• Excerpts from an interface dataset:
◆ ◆ ◆ ◆ ◆ ◆ ◆

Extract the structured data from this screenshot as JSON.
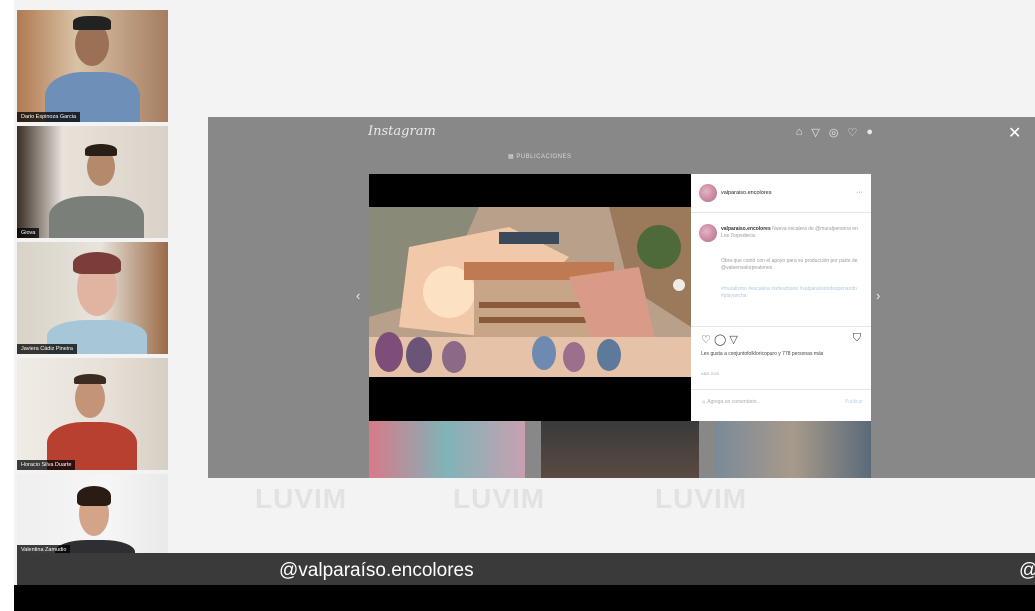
{
  "participants": [
    {
      "name": "Dario Espinoza Garcia"
    },
    {
      "name": "Giova"
    },
    {
      "name": "Javiera Cádiz Pineira"
    },
    {
      "name": "Horacio Silva Duarte"
    },
    {
      "name": "Valentina Zamudio"
    }
  ],
  "watermark": "LUVIM",
  "instagram": {
    "logo": "Instagram",
    "tabs": "▦ PUBLICACIONES",
    "post": {
      "username": "valparaiso.encolores",
      "caption_user": "valparaiso.encolores",
      "caption_text": "Nueva escalera de @muralpersona en Los Torpederos",
      "caption_more": "Obra que contó con el apoyo para su producción por parte de @valeenvalorpeatones",
      "hashtags": "#muralismo #escalera #arteurbano #valparaisotodospenando #playancha",
      "likes_text": "Les gusta a conjuntofolkloricopuro y 778 personas más",
      "comment_placeholder": "Agrega un comentario...",
      "publish_label": "Publicar"
    }
  },
  "caption": {
    "handle": "@valparaíso.encolores",
    "edge": "@"
  },
  "icons": {
    "close": "close-icon",
    "home": "home-icon",
    "send": "send-icon",
    "explore": "compass-icon",
    "heart": "heart-icon",
    "profile": "profile-icon"
  }
}
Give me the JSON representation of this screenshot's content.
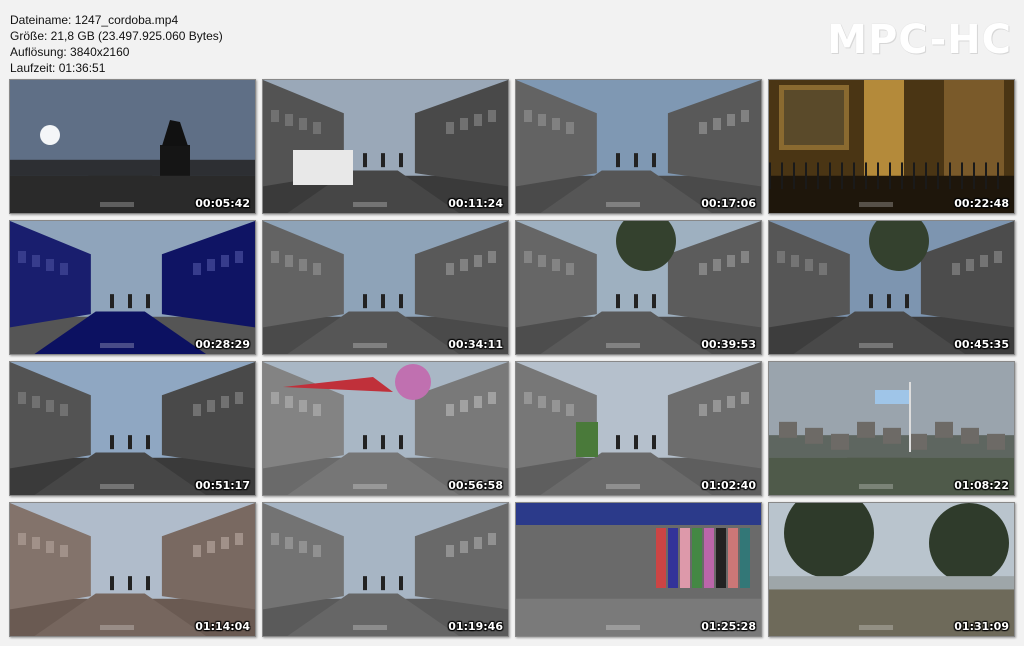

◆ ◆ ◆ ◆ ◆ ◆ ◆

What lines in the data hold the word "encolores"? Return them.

• Response area:
      "username": "valparaiso.encolores",
      "caption_user": "valparaiso.encolores",
    "handle": "@valparaíso.encolores",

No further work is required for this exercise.